> [WORK TO BE COMPLETED]:
Please count the lines in these records that contain "email" and give only that count.

--- EXTRACTED INFORMATION Enclosed Below ---

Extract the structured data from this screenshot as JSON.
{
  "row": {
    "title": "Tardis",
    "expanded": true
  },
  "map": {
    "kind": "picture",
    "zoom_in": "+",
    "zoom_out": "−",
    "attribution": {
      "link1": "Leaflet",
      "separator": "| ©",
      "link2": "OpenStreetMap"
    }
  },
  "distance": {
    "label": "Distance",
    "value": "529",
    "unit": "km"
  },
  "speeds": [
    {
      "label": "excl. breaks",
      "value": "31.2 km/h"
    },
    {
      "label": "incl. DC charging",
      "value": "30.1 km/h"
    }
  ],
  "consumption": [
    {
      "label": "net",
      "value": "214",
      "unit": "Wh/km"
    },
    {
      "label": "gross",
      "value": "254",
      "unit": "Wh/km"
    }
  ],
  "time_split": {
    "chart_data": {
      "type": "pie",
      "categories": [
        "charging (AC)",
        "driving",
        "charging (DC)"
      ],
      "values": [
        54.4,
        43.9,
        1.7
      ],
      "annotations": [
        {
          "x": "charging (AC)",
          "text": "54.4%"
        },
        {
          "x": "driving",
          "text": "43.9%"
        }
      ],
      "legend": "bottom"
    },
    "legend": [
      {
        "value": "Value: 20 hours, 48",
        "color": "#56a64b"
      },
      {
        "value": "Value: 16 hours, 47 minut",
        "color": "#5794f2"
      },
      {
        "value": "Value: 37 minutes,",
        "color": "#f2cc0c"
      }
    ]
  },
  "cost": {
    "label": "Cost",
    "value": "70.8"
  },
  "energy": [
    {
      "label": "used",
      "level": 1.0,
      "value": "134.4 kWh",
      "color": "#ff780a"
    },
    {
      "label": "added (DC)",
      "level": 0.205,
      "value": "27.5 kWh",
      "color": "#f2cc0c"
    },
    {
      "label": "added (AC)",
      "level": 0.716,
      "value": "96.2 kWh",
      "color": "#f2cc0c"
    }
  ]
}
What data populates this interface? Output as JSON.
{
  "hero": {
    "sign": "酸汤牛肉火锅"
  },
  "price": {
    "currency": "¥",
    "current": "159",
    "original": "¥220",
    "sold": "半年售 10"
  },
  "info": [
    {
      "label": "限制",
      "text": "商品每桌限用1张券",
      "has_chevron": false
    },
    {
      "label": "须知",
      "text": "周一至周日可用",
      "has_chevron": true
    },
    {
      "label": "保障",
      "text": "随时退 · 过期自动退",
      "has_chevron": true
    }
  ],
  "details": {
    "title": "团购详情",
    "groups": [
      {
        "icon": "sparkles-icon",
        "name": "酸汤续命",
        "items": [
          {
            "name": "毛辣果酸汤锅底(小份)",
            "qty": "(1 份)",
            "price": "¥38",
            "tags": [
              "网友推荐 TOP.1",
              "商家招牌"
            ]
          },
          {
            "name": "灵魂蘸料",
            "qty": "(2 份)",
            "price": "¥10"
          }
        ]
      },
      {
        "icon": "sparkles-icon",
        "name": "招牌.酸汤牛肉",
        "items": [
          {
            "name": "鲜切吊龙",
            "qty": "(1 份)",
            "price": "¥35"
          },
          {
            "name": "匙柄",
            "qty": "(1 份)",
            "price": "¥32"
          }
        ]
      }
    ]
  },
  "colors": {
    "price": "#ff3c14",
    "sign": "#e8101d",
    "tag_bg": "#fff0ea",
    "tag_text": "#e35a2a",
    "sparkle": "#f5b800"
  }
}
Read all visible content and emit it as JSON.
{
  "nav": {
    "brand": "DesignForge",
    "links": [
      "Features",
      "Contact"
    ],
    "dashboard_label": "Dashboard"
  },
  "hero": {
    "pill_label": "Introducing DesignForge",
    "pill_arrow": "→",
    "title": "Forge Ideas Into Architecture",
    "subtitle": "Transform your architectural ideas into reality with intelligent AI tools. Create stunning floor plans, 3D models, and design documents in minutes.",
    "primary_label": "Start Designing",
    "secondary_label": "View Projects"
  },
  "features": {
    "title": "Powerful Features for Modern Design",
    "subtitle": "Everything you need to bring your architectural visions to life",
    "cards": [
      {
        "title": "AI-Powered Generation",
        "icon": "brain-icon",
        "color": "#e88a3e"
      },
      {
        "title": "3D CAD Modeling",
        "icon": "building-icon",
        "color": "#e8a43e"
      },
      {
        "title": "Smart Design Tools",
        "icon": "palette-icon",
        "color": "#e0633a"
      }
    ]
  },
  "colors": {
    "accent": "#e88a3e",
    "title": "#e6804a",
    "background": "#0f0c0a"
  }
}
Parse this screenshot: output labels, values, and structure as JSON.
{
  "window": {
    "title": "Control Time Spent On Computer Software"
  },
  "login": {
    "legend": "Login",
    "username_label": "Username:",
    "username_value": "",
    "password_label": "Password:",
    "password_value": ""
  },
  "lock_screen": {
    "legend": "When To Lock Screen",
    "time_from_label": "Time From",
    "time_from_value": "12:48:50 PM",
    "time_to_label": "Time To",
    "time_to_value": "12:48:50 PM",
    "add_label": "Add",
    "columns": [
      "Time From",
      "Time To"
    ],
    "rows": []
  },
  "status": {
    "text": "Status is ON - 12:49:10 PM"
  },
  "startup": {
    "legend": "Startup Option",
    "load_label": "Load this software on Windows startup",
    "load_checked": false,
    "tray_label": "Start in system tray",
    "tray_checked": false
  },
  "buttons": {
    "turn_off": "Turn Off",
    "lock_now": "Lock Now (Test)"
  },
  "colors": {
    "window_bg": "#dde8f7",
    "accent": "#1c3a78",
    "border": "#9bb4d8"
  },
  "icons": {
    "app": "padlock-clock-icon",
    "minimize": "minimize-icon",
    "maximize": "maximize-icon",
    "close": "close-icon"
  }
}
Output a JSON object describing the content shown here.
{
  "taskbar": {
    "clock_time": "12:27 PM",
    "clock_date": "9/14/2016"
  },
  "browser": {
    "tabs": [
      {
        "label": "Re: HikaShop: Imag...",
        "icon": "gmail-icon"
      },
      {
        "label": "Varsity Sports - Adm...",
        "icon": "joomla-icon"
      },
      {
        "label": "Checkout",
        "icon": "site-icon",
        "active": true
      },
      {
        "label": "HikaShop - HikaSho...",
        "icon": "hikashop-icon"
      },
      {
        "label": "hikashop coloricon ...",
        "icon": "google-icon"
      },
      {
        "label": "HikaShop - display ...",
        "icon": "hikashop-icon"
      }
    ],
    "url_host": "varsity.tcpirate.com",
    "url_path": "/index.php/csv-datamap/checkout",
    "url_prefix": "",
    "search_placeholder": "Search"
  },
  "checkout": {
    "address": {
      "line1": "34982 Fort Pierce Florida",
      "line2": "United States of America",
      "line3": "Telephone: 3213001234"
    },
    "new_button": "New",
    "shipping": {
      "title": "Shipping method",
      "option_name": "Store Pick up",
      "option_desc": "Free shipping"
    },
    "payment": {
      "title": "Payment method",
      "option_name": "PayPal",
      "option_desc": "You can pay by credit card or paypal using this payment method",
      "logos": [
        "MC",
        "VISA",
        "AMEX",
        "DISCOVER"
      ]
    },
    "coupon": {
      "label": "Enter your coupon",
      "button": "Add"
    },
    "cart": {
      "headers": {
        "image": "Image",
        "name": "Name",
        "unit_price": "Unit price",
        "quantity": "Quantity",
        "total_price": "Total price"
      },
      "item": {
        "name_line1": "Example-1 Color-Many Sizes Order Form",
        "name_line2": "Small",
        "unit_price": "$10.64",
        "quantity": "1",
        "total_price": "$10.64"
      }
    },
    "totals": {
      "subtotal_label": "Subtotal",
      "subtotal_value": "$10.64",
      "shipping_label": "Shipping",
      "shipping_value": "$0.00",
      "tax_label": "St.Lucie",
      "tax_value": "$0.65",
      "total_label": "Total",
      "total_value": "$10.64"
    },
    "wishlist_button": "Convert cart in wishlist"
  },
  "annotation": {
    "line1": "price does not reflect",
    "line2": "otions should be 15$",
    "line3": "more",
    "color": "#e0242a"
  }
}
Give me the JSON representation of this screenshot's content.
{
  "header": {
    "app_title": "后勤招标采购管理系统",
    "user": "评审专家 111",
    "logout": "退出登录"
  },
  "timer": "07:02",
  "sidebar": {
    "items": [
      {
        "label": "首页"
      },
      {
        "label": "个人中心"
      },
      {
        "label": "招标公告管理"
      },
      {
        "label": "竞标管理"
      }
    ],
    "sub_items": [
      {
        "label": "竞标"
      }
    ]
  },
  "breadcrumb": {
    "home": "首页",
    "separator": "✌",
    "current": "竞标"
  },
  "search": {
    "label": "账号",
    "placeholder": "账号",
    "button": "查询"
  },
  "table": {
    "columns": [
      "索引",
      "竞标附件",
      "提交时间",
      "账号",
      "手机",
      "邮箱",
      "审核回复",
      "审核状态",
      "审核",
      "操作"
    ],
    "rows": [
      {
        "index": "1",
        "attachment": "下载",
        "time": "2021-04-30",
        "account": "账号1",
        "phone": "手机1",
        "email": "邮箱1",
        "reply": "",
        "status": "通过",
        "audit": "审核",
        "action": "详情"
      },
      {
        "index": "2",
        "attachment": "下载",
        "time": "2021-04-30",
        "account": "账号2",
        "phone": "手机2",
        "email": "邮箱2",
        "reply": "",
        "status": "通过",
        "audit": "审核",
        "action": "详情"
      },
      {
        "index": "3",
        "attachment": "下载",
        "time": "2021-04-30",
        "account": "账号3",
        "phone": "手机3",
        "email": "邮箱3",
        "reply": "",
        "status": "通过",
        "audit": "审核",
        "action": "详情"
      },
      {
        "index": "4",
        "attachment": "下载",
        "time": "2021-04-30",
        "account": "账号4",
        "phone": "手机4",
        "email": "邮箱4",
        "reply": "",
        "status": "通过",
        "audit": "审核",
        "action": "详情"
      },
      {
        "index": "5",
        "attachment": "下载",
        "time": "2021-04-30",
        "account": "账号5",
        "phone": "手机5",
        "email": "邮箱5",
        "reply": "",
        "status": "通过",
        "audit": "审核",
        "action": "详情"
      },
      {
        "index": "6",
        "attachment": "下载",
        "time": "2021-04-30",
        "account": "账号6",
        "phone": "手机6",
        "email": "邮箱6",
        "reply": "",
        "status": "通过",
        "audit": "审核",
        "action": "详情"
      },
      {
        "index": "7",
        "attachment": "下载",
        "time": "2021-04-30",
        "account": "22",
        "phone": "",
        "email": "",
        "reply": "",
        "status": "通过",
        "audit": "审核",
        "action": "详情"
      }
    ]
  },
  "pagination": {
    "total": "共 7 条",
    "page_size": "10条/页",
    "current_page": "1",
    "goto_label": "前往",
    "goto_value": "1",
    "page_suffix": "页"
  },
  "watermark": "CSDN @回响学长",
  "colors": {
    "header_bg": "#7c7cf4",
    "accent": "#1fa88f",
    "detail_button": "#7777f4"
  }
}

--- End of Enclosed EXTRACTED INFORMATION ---

> [REPLY TO THE EXERCISE]:
7